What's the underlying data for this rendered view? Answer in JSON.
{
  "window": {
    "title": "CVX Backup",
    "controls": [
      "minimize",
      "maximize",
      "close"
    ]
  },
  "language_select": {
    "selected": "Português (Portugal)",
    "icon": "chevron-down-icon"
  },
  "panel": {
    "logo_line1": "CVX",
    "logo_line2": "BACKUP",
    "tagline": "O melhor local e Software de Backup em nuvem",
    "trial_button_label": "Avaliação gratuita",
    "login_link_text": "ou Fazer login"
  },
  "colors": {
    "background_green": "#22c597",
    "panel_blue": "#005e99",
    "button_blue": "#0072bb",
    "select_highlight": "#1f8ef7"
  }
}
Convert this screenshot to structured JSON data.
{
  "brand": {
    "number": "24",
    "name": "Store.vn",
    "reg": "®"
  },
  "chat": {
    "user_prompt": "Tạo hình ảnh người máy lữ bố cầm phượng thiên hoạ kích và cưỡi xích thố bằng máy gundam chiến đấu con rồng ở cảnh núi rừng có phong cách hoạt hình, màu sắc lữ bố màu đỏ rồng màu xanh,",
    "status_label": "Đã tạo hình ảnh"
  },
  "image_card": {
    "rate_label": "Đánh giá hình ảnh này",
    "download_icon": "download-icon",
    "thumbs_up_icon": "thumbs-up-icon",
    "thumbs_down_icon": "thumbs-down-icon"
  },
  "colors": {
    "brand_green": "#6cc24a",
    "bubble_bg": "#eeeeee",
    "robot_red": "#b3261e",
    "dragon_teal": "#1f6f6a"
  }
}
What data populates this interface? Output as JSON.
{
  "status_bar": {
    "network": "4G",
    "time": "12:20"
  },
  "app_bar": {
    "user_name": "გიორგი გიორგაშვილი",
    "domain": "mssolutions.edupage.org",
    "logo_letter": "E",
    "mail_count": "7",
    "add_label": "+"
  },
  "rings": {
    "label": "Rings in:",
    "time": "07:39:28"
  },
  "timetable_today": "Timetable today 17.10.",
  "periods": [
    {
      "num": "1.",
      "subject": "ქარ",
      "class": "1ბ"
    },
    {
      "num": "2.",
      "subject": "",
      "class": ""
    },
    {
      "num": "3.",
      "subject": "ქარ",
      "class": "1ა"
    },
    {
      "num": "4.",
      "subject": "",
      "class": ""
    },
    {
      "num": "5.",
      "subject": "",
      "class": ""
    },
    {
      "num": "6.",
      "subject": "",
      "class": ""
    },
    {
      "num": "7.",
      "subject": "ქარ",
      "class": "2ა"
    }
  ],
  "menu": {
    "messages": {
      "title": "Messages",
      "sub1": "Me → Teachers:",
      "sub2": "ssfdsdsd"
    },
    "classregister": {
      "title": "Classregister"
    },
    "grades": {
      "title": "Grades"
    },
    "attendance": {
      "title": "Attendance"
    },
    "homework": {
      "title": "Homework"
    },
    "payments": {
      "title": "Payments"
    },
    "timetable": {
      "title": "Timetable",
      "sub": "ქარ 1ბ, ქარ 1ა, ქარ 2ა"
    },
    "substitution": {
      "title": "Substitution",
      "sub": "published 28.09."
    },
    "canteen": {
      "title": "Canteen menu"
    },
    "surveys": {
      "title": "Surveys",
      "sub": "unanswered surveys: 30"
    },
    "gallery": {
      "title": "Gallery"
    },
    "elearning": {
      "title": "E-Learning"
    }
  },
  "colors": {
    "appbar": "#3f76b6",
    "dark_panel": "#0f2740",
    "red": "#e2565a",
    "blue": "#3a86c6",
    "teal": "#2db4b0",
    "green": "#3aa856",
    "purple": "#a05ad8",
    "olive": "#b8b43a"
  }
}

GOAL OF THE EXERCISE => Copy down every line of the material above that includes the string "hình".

WORKED SOLUTION =>
    "user_prompt": "Tạo hình ảnh người máy lữ bố cầm phượng thiên hoạ kích và cưỡi xích thố bằng máy gundam chiến đấu con rồng ở cảnh núi rừng có phong cách hoạt hình, màu sắc lữ bố màu đỏ rồng màu xanh,",
    "status_label": "Đã tạo hình ảnh"
    "rate_label": "Đánh giá hình ảnh này",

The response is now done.